_What you will do_
Please give the entries below again exactly, omitting every picture.
Data shown below:
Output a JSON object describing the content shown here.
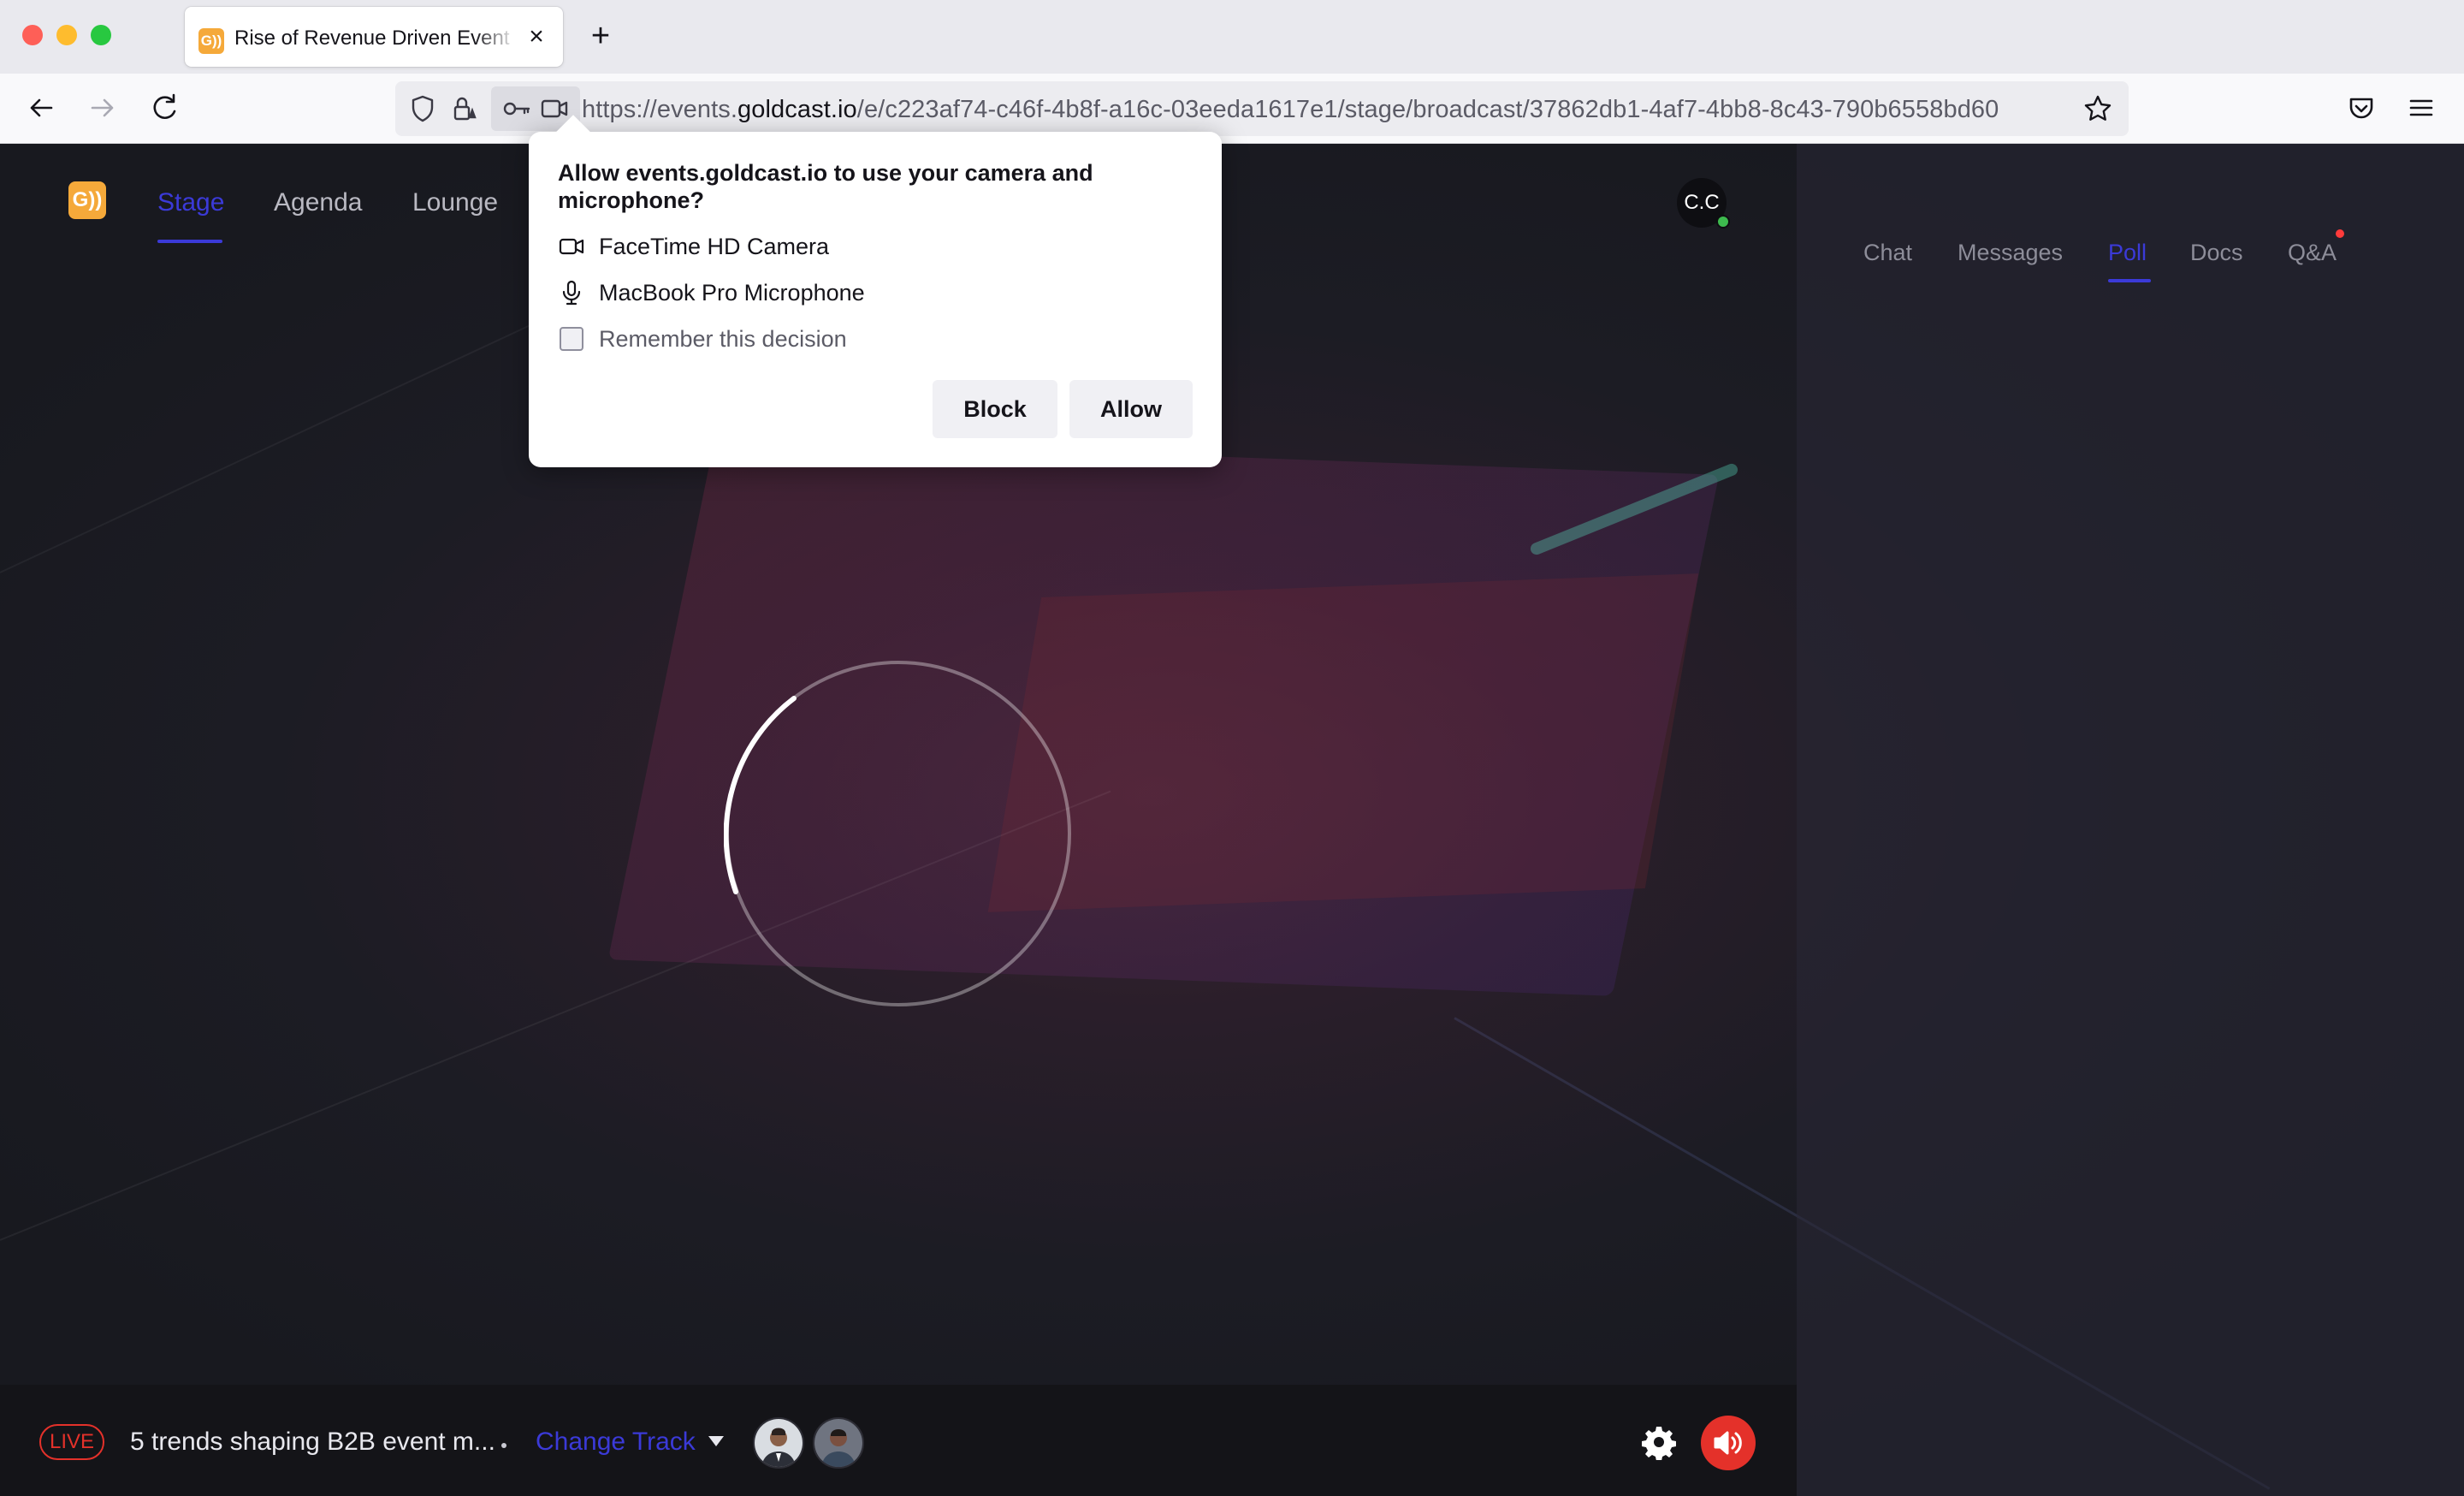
{
  "browser": {
    "tab_title": "Rise of Revenue Driven Event marketing",
    "tab_favicon": "G))",
    "url_prefix": "https://events.",
    "url_domain": "goldcast.io",
    "url_path": "/e/c223af74-c46f-4b8f-a16c-03eeda1617e1/stage/broadcast/37862db1-4af7-4bb8-8c43-790b6558bd60",
    "icons": [
      "back-arrow-icon",
      "forward-arrow-icon",
      "reload-icon",
      "shield-icon",
      "lock-icon",
      "key-icon",
      "camera-icon",
      "star-icon",
      "pocket-icon",
      "hamburger-menu-icon"
    ]
  },
  "permission_popup": {
    "title": "Allow events.goldcast.io to use your camera and microphone?",
    "camera_label": "FaceTime HD Camera",
    "microphone_label": "MacBook Pro Microphone",
    "remember_label": "Remember this decision",
    "remember_checked": false,
    "block_label": "Block",
    "allow_label": "Allow"
  },
  "app": {
    "logo": "G))",
    "nav": [
      {
        "label": "Stage",
        "active": true
      },
      {
        "label": "Agenda",
        "active": false
      },
      {
        "label": "Lounge",
        "active": false
      }
    ],
    "user_initials": "C.C",
    "side_tabs": [
      {
        "label": "Chat",
        "active": false
      },
      {
        "label": "Messages",
        "active": false
      },
      {
        "label": "Poll",
        "active": true
      },
      {
        "label": "Docs",
        "active": false
      },
      {
        "label": "Q&A",
        "active": false,
        "notification": true
      }
    ],
    "accent_color": "#3b3ad8",
    "live_color": "#e4312a"
  },
  "bottom_bar": {
    "live_label": "LIVE",
    "session_title": "5 trends shaping B2B event m...",
    "change_track_label": "Change Track"
  }
}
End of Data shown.
_Task answer_
Output a JSON object describing the content shown here.
{
  "browser": {
    "tab_title": "Rise of Revenue Driven Event marketing",
    "tab_favicon": "G))",
    "url_prefix": "https://events.",
    "url_domain": "goldcast.io",
    "url_path": "/e/c223af74-c46f-4b8f-a16c-03eeda1617e1/stage/broadcast/37862db1-4af7-4bb8-8c43-790b6558bd60",
    "icons": [
      "back-arrow-icon",
      "forward-arrow-icon",
      "reload-icon",
      "shield-icon",
      "lock-icon",
      "key-icon",
      "camera-icon",
      "star-icon",
      "pocket-icon",
      "hamburger-menu-icon"
    ]
  },
  "permission_popup": {
    "title": "Allow events.goldcast.io to use your camera and microphone?",
    "camera_label": "FaceTime HD Camera",
    "microphone_label": "MacBook Pro Microphone",
    "remember_label": "Remember this decision",
    "remember_checked": false,
    "block_label": "Block",
    "allow_label": "Allow"
  },
  "app": {
    "logo": "G))",
    "nav": [
      {
        "label": "Stage",
        "active": true
      },
      {
        "label": "Agenda",
        "active": false
      },
      {
        "label": "Lounge",
        "active": false
      }
    ],
    "user_initials": "C.C",
    "side_tabs": [
      {
        "label": "Chat",
        "active": false
      },
      {
        "label": "Messages",
        "active": false
      },
      {
        "label": "Poll",
        "active": true
      },
      {
        "label": "Docs",
        "active": false
      },
      {
        "label": "Q&A",
        "active": false,
        "notification": true
      }
    ],
    "accent_color": "#3b3ad8",
    "live_color": "#e4312a"
  },
  "bottom_bar": {
    "live_label": "LIVE",
    "session_title": "5 trends shaping B2B event m...",
    "change_track_label": "Change Track"
  }
}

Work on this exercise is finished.